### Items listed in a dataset
• • • •

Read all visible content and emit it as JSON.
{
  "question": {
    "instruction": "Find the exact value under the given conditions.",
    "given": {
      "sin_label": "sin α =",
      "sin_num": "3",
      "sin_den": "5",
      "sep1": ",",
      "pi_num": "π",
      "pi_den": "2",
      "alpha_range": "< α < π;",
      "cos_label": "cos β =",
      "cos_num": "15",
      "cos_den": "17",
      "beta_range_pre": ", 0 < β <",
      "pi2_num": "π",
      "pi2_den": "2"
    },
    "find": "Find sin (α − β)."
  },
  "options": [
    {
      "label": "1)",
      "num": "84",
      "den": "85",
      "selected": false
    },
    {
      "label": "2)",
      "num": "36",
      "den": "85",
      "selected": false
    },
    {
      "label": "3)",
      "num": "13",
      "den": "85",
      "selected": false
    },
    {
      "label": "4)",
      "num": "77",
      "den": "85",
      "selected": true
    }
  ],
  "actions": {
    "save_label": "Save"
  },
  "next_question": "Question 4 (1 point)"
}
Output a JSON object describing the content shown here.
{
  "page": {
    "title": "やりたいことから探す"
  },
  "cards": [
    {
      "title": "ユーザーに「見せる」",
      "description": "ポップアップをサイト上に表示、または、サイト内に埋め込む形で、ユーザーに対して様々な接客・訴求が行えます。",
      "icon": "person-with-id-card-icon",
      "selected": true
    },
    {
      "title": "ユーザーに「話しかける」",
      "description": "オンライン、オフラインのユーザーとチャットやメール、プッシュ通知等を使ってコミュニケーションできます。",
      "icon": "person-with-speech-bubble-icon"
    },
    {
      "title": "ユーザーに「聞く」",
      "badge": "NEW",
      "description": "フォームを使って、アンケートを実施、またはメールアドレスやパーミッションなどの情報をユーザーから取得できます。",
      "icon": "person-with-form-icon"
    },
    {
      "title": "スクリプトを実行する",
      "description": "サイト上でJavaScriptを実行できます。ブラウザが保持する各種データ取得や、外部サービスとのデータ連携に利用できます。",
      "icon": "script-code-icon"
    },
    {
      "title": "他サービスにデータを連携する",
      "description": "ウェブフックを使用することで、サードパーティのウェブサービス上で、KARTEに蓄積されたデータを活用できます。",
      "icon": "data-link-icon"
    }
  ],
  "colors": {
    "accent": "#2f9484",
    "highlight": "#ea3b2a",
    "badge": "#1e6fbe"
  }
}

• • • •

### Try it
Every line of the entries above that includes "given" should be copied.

### Result of this exercise
    "instruction": "Find the exact value under the given conditions.",
    "given": {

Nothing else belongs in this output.